Richmondites have been holding online forums among the Richmond Chinese-speaking community to talk about Canadian values and encouraging people to get out to vote.
The definition of the Canadian values and getting out to vote have recently become a hot topic among Richmond’s Chinese-speaking community

The definition of Canadian values and getting out to vote have recently become a hot topic among Richmond’s Chinese-speaking community – and an online forum was held Tuesday evening on this very subject.     

Richmondite James Heish, a former public interest director with the Immigration Consultants of Canada Regulatory Council (ICCRC), was invited to the online discussion to talk about the beauty of multiculturalism and how to adapt well into Canadian society, including voting in elections.

“All human beings, regardless of our cultures or races, share the same needs. This is because we are all of the same kind,” said Heish, stressing that “sometimes it’s important to forget about our differences.”

To help online audiences better understand this concept, Heish shared a lesson he learned from his two children born and raised in Richmond. 

“My two kids have always seen everyone as the same from an early age. They kept telling me everyone is a Canadian as well as a critical member of our community,” he said.

“For them, everyone is so cool and so much fun to hang around – no matter if your parents or great grandparents are immigrating from India, China, Iran or France.” 

One audience member asked about the definition of reconciliation and cultural harmony since they seem to be “big” words. Heish replied that he believes these words stand for accepting, belonging and commitment. 

“We need to accept Canadian values since we’ve moved to this land and treated it as our home. Then we need to create a sense of belonging by continuously contributing to the local society and fulfilling our commitment,” said Heish. 

Another question that came up during the online event focused on elections. 

Guangming, another attendee, asked Heish why the voter turnout of the Richmond Centre riding, which has a high Chinese population, is the lowest compared with other regions. 

Heish said there are many reasons behind this, for example, some immigrants are busy making a living in Canada, which can make them uninterested in engaging with local politics. 

“Some people told me, ‘I am super satisfied with my life here. So, I will leave other Canadians to decide who is going to be our prime minister – I’ve faith in them to make the best decision. 

“This is absolutely wrong.
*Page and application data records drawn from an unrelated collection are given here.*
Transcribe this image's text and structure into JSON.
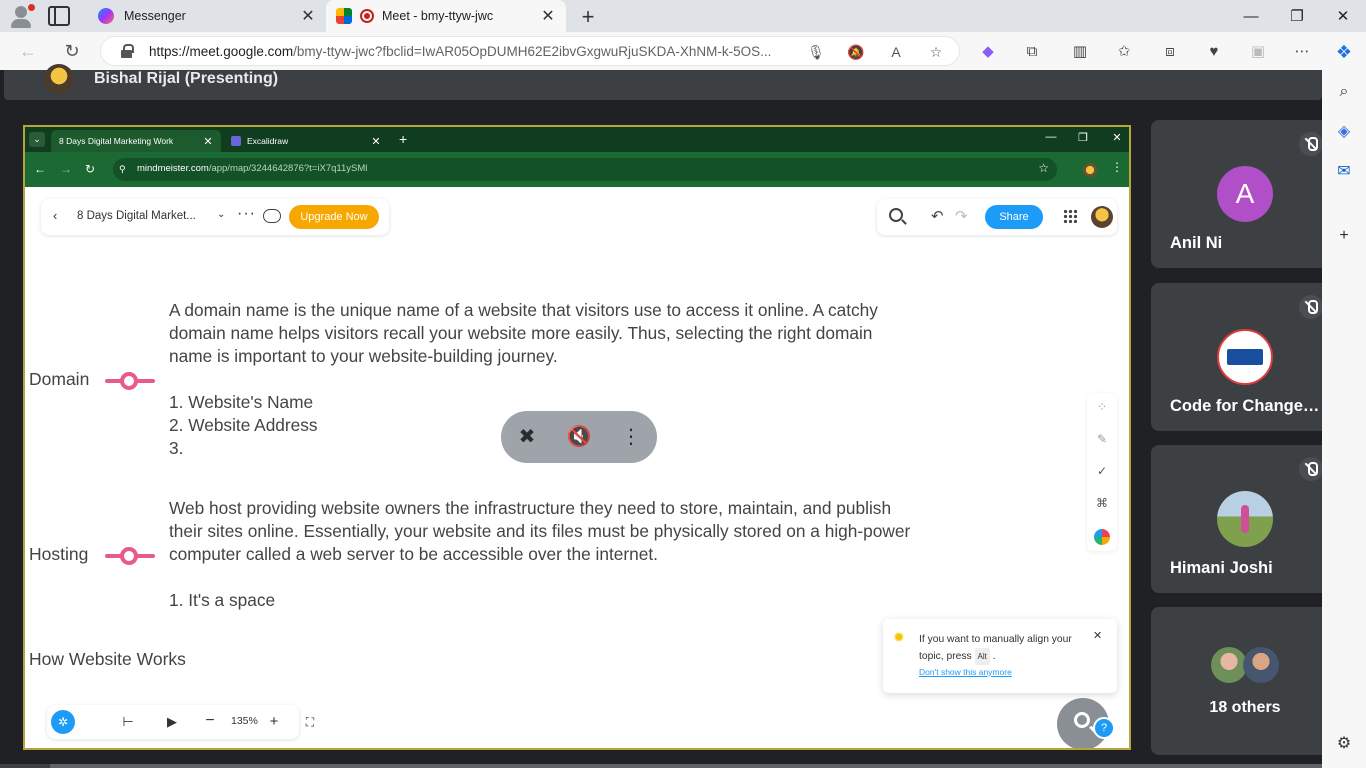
{
  "browser": {
    "tabs": [
      {
        "label": "Messenger",
        "active": false
      },
      {
        "label": "Meet - bmy-ttyw-jwc",
        "active": true
      }
    ],
    "url_host": "https://meet.google.com",
    "url_path": "/bmy-ttyw-jwc?fbclid=IwAR05OpDUMH62E2ibvGxgwuRjuSKDA-XhNM-k-5OS..."
  },
  "meet": {
    "presenter_name": "Bishal Rijal (Presenting)",
    "participants": [
      {
        "name": "Anil Ni",
        "initial": "A",
        "color": "#b04fc7"
      },
      {
        "name": "Code for Change ...",
        "initial": "",
        "color": "#ffffff"
      },
      {
        "name": "Himani Joshi",
        "initial": "",
        "color": "#7fa14e"
      }
    ],
    "others_label": "18 others"
  },
  "shared_screen": {
    "tabs": [
      {
        "label": "8 Days Digital Marketing Work"
      },
      {
        "label": "Excalidraw"
      }
    ],
    "url_host": "mindmeister.com",
    "url_path": "/app/map/3244642876?t=iX7q11ySMl",
    "mindmeister": {
      "map_title": "8 Days Digital Market...",
      "upgrade_label": "Upgrade Now",
      "share_label": "Share",
      "zoom_level": "135%",
      "nodes": [
        {
          "label": "Domain",
          "note": [
            "A domain name is the unique name of a website that visitors use to access it online. A catchy",
            "domain name helps visitors recall your website more easily. Thus, selecting the right domain",
            "name is important to your website-building journey."
          ],
          "list": [
            "1. Website's Name",
            "2. Website Address",
            "3."
          ]
        },
        {
          "label": "Hosting",
          "note": [
            "Web host providing website owners the infrastructure they need to store, maintain, and publish",
            "their sites online. Essentially, your website and its files must be physically stored on a high-power",
            "computer called a web server to be accessible over the internet."
          ],
          "list": [
            "1. It's a space"
          ]
        },
        {
          "label": "How Website Works"
        }
      ],
      "tip": {
        "message": "If you want to manually align your topic, press",
        "key": "Alt",
        "suffix": ".",
        "link": "Don't show this anymore"
      }
    }
  },
  "colors": {
    "accent_pink": "#e85a8c",
    "share_blue": "#1c9cf6",
    "upgrade_orange": "#f7a800"
  }
}
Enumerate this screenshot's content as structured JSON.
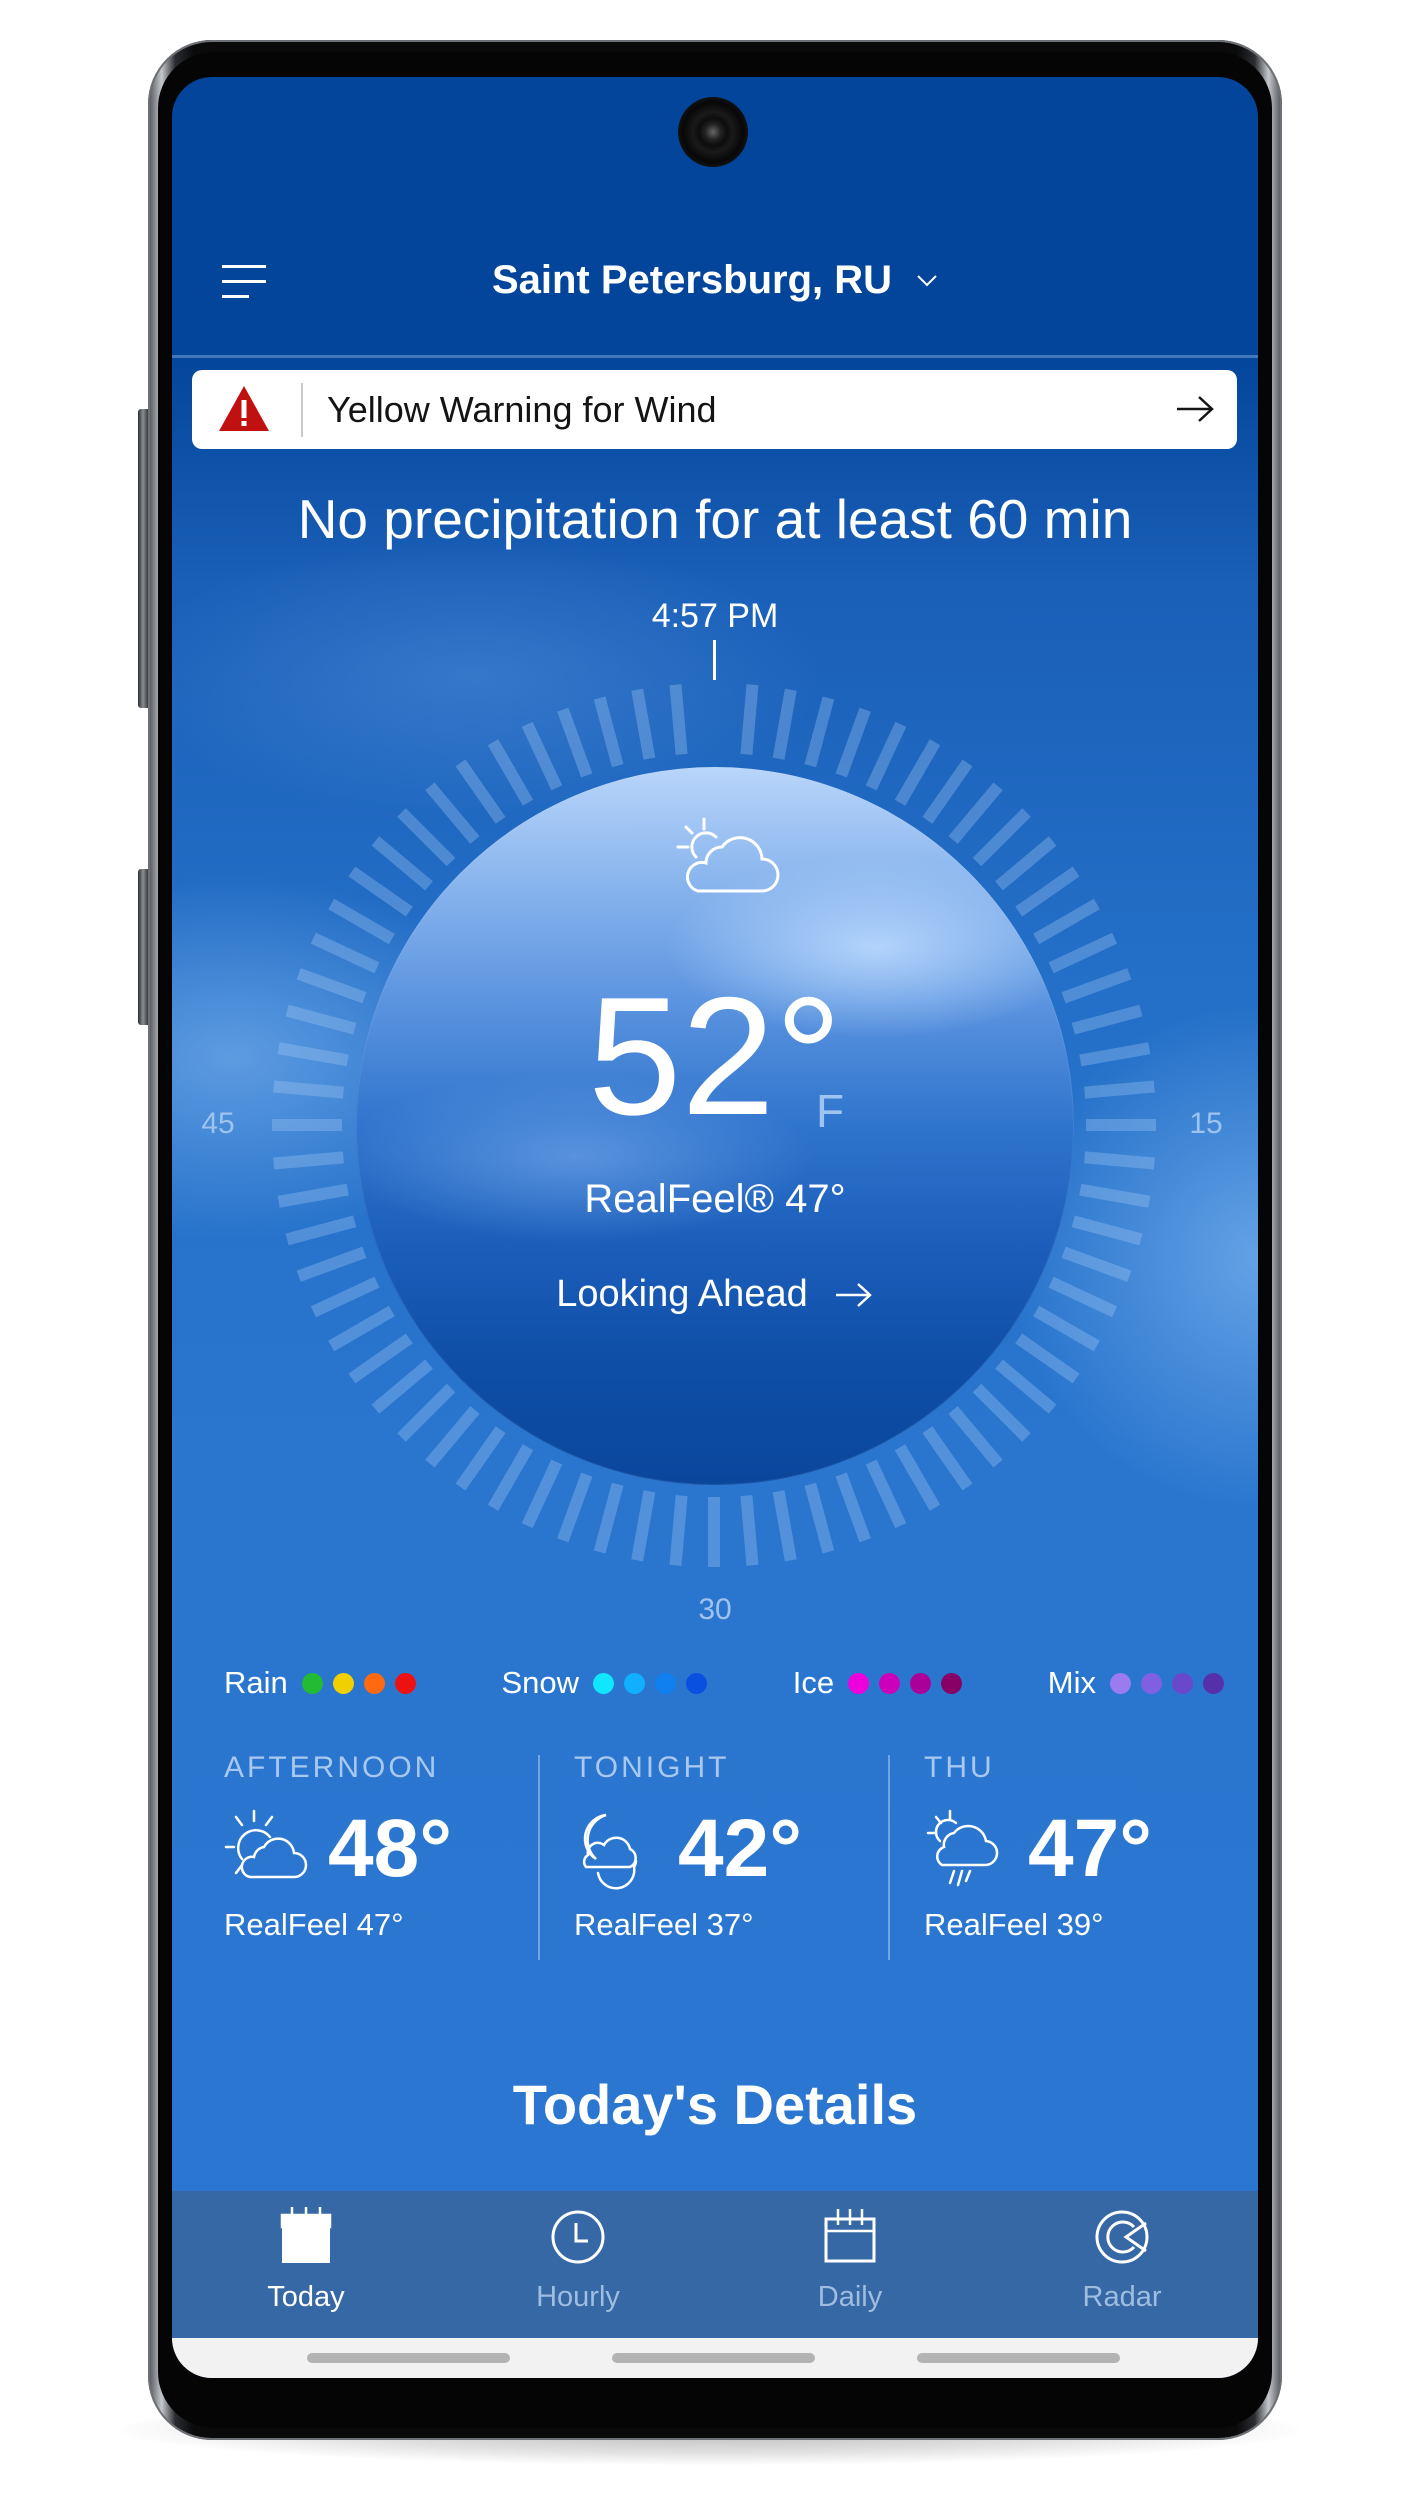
{
  "header": {
    "location": "Saint Petersburg, RU",
    "menu_icon": "hamburger-menu-icon",
    "dropdown_icon": "chevron-down-icon"
  },
  "alert": {
    "icon": "warning-triangle-icon",
    "text": "Yellow Warning for Wind",
    "action_icon": "arrow-right-icon",
    "color": "#c0100f"
  },
  "minutecast": {
    "headline": "No precipitation for at least 60 min",
    "time": "4:57 PM",
    "dial_labels": {
      "right": "15",
      "bottom": "30",
      "left": "45"
    },
    "precipitation_minutes": 0,
    "dial_minutes_total": 60
  },
  "current": {
    "icon": "partly-sunny-cloud-icon",
    "temperature": "52°",
    "unit": "F",
    "realfeel": "RealFeel® 47°",
    "looking_ahead": "Looking Ahead"
  },
  "legend": [
    {
      "label": "Rain",
      "colors": [
        "#22bb33",
        "#f0d000",
        "#ff6a10",
        "#ee1111"
      ]
    },
    {
      "label": "Snow",
      "colors": [
        "#11e6ff",
        "#11b0ff",
        "#1080f0",
        "#0a50e0"
      ]
    },
    {
      "label": "Ice",
      "colors": [
        "#ee00dd",
        "#cc00bb",
        "#aa0099",
        "#880066"
      ]
    },
    {
      "label": "Mix",
      "colors": [
        "#9b7bf0",
        "#8060e0",
        "#6a48cc",
        "#5530aa"
      ]
    }
  ],
  "forecast": [
    {
      "label": "AFTERNOON",
      "icon": "partly-sunny-icon",
      "temp": "48°",
      "realfeel": "RealFeel 47°"
    },
    {
      "label": "TONIGHT",
      "icon": "partly-cloudy-night-icon",
      "temp": "42°",
      "realfeel": "RealFeel 37°"
    },
    {
      "label": "THU",
      "icon": "sun-cloud-rain-icon",
      "temp": "47°",
      "realfeel": "RealFeel 39°"
    }
  ],
  "details_title": "Today's Details",
  "nav": {
    "items": [
      {
        "label": "Today",
        "icon": "calendar-today-icon",
        "active": true
      },
      {
        "label": "Hourly",
        "icon": "clock-icon",
        "active": false
      },
      {
        "label": "Daily",
        "icon": "calendar-icon",
        "active": false
      },
      {
        "label": "Radar",
        "icon": "radar-icon",
        "active": false
      }
    ]
  },
  "colors": {
    "header_bg": "#03459a",
    "content_bg": "#2a76cf",
    "nav_bg": "#3568a4",
    "nav_inactive": "#9fbde0",
    "dial_label": "#9fc3ef"
  }
}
We need to change this situation by educating all Chinese immigrants that voting is our responsibility as a Canadian,” said Heish. “If you don’t come out to vote, you are irresponsible.”